Sclerostin is another Wnt inhibitor, specifically expressed by osteocytes, which inhibits osteoblast-driven bone formation and induces mature osteoblast. Elevated circulating sclerostin correlates with advanced disease features and abnormal bone remodeling in symptomatic myeloma [8]. Romosozumab, an investigational humanized monoclonal antibody that inhibits the activity of sclerostin, was associated with increased bone mineral density and bone formation, and with decreased bone resorption in postmenopausal women [38]. Studies in MM are planned to start soon.

Novel antimyeloma agents and myeloma bone disease
Proteasome inhibitors

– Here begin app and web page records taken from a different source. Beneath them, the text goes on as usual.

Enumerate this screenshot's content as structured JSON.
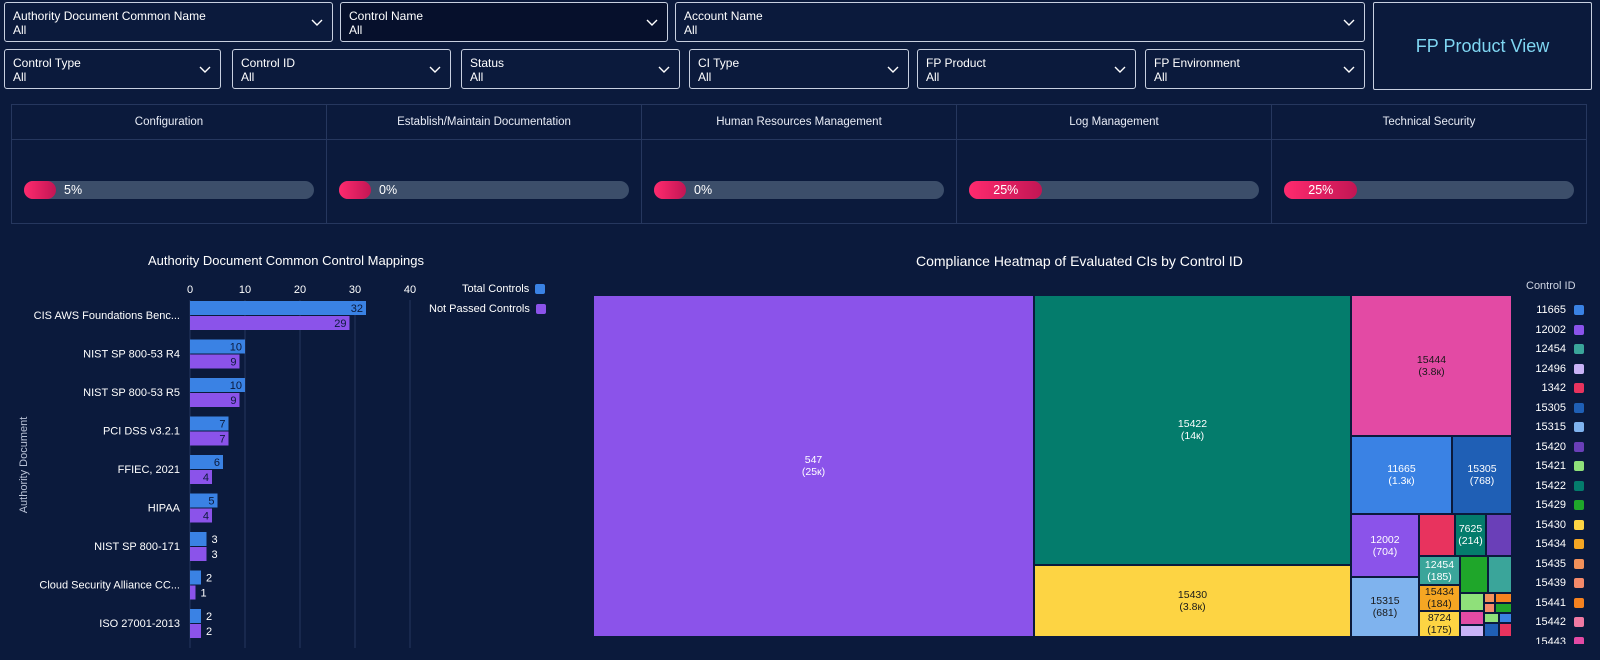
{
  "filters_row1": [
    {
      "label": "Authority Document Common Name",
      "value": "All",
      "dark": false
    },
    {
      "label": "Control Name",
      "value": "All",
      "dark": true
    },
    {
      "label": "Account Name",
      "value": "All",
      "dark": false
    }
  ],
  "filters_row2": [
    {
      "label": "Control Type",
      "value": "All"
    },
    {
      "label": "Control ID",
      "value": "All"
    },
    {
      "label": "Status",
      "value": "All"
    },
    {
      "label": "CI Type",
      "value": "All"
    },
    {
      "label": "FP Product",
      "value": "All"
    },
    {
      "label": "FP Environment",
      "value": "All"
    }
  ],
  "fp_view_label": "FP Product View",
  "categories": [
    {
      "name": "Configuration",
      "percent_label": "5%",
      "percent": 5
    },
    {
      "name": "Establish/Maintain Documentation",
      "percent_label": "0%",
      "percent": 0
    },
    {
      "name": "Human Resources Management",
      "percent_label": "0%",
      "percent": 0
    },
    {
      "name": "Log Management",
      "percent_label": "25%",
      "percent": 25
    },
    {
      "name": "Technical Security",
      "percent_label": "25%",
      "percent": 25
    }
  ],
  "colors": {
    "total": "#3a82e4",
    "not_passed": "#8b53ea",
    "progress": "#ff2a6e",
    "track": "#3c4e6a",
    "accent": "#7fd6f2"
  },
  "chart_data": [
    {
      "type": "bar",
      "orientation": "horizontal",
      "title": "Authority Document Common Control Mappings",
      "ylabel": "Authority Document",
      "xlim": [
        0,
        40
      ],
      "xticks": [
        0,
        10,
        20,
        30,
        40
      ],
      "categories": [
        "CIS AWS Foundations Benc...",
        "NIST SP 800-53 R4",
        "NIST SP 800-53 R5",
        "PCI DSS v3.2.1",
        "FFIEC, 2021",
        "HIPAA",
        "NIST SP 800-171",
        "Cloud Security Alliance CC...",
        "ISO 27001-2013"
      ],
      "series": [
        {
          "name": "Total Controls",
          "color": "#3a82e4",
          "values": [
            32,
            10,
            10,
            7,
            6,
            5,
            3,
            2,
            2
          ]
        },
        {
          "name": "Not Passed Controls",
          "color": "#8b53ea",
          "values": [
            29,
            9,
            9,
            7,
            4,
            4,
            3,
            1,
            2
          ]
        }
      ],
      "legend": "right"
    },
    {
      "type": "treemap",
      "title": "Compliance Heatmap of Evaluated CIs by Control ID",
      "legend_title": "Control ID",
      "nodes": [
        {
          "id": "547",
          "value_label": "(25к)",
          "color": "#8b53ea"
        },
        {
          "id": "15422",
          "value_label": "(14к)",
          "color": "#047c6c"
        },
        {
          "id": "15430",
          "value_label": "(3.8к)",
          "color": "#fdd443"
        },
        {
          "id": "15444",
          "value_label": "(3.8к)",
          "color": "#e34aa4"
        },
        {
          "id": "11665",
          "value_label": "(1.3к)",
          "color": "#3a82e4"
        },
        {
          "id": "15305",
          "value_label": "(768)",
          "color": "#1f5fb5"
        },
        {
          "id": "12002",
          "value_label": "(704)",
          "color": "#8b53ea"
        },
        {
          "id": "7625",
          "value_label": "(214)",
          "color": "#047c6c"
        },
        {
          "id": "12454",
          "value_label": "(185)",
          "color": "#3aa59a"
        },
        {
          "id": "15434",
          "value_label": "(184)",
          "color": "#f5a623"
        },
        {
          "id": "15315",
          "value_label": "(681)",
          "color": "#7fb3ee"
        },
        {
          "id": "8724",
          "value_label": "(175)",
          "color": "#fdd443"
        }
      ],
      "legend": [
        {
          "id": "11665",
          "color": "#3a82e4"
        },
        {
          "id": "12002",
          "color": "#8b53ea"
        },
        {
          "id": "12454",
          "color": "#3aa59a"
        },
        {
          "id": "12496",
          "color": "#c9b3f7"
        },
        {
          "id": "1342",
          "color": "#e8335e"
        },
        {
          "id": "15305",
          "color": "#1f5fb5"
        },
        {
          "id": "15315",
          "color": "#7fb3ee"
        },
        {
          "id": "15420",
          "color": "#6a3fb8"
        },
        {
          "id": "15421",
          "color": "#8fe07a"
        },
        {
          "id": "15422",
          "color": "#047c6c"
        },
        {
          "id": "15429",
          "color": "#1fa62a"
        },
        {
          "id": "15430",
          "color": "#fdd443"
        },
        {
          "id": "15434",
          "color": "#f5a623"
        },
        {
          "id": "15435",
          "color": "#f2915a"
        },
        {
          "id": "15439",
          "color": "#f48a6a"
        },
        {
          "id": "15441",
          "color": "#f5821f"
        },
        {
          "id": "15442",
          "color": "#f07aa3"
        },
        {
          "id": "15443",
          "color": "#e34aa4"
        }
      ]
    }
  ]
}
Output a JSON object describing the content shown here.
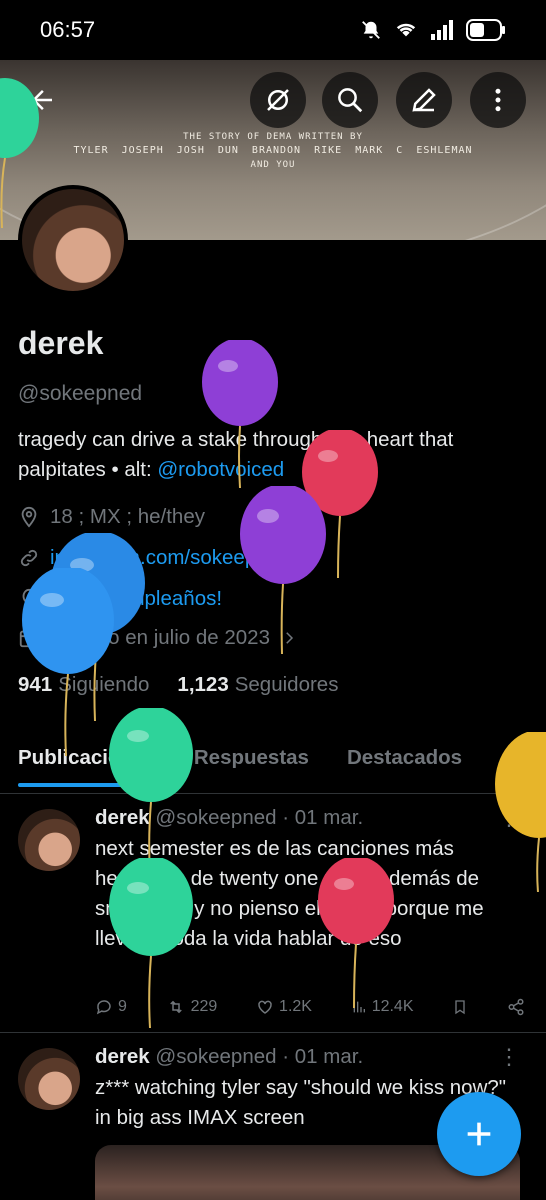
{
  "status_bar": {
    "time": "06:57"
  },
  "banner": {
    "line1": "THE STORY OF DEMA WRITTEN BY",
    "credits": "TYLER JOSEPH   JOSH DUN   BRANDON RIKE   MARK C ESHLEMAN",
    "line3": "AND YOU"
  },
  "profile": {
    "name": "derek",
    "handle": "@sokeepned",
    "bio_text": "tragedy can drive a stake through any heart that palpitates • alt: ",
    "bio_link": "@robotvoiced",
    "location": "18 ; MX ; he/they",
    "website": "instagram.com/sokeepned",
    "birthday": "¡Feliz cumpleaños!",
    "joined": "Se unió en julio de 2023",
    "following_count": "941",
    "following_label": "Siguiendo",
    "followers_count": "1,123",
    "followers_label": "Seguidores"
  },
  "tabs": [
    {
      "label": "Publicaciones"
    },
    {
      "label": "Respuestas"
    },
    {
      "label": "Destacados"
    }
  ],
  "tweets": [
    {
      "name": "derek",
      "handle": "@sokeepned",
      "date": "· 01 mar.",
      "text": "next semester es de las canciones más hermosas de twenty one pilots además de snap back y no pienso elaborar porque me llevaría toda la vida hablar de eso",
      "replies": "9",
      "reposts": "229",
      "likes": "1.2K",
      "views": "12.4K"
    },
    {
      "name": "derek",
      "handle": "@sokeepned",
      "date": "· 01 mar.",
      "text": "z*** watching tyler say \"should we kiss now?\" in big ass IMAX screen"
    }
  ],
  "colors": {
    "accent": "#1d9bf0",
    "muted": "#71767b",
    "text": "#e7e9ea"
  }
}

Bortezomib is a first-in-class proteasome inhibitor with well-established activity against myeloma. It also affects osteoclast differentiation and function in a dose-dependent manner, reducing subsequent bone resorption. In addition, bortezomib may also increase osteoblast activity, inducing new bone formation [39–41]. Another proteasome inhibitor, carfilzomib, has been reported to increase bALP in patients with relapsed⁄refractory MM that responded to therapy [42]. These findings suggest that proteasome inhibition in addition to their antineoplastic effects on tumor cells, may directly stimulate osteoblast differentiation and function, and lead to increased bone formation and bone mineral density, at least in responders (see Figure 6.1). However, it is unclear if bortezomib alone is sufficient to reverse bone disease in MM patients and heal lytic lesions.

Immunomodulatory agents

Thalidomide, lenalidomide, and pomalidomide are highly active agents in the treatment of both newly diagnosed and relapsed/refractory MM [43]. These agents activate cellular and innate immunity, enhance humoral anti-tumor immune responses, induce antiangiogenesis, inhibit cytokines, modify the interactions between malignant plasma cell and the bone marrow microenvironment, and alter abnormal bone metabolism in MM. An intermediate dose of thalidomide in combination with dexamethasone in relapsed/refractory MM patients has been reported to reduce sRANKL/OPG ratio and bone resorption markers (CTX and TRACP-5b) but showed no effect on bone formation, as assessed by serum levels of bALP and osteocalcin, and no healing of the observed lytic lesions [44]. Lenalidomide also produced a reduction of CTX and sRANKL/OPG only in responders, while non-responders had increased TRACP-5b serum levels after three cycles of treatment compared with baseline. In both responders and non-responders, there was no effect on bone formation [45].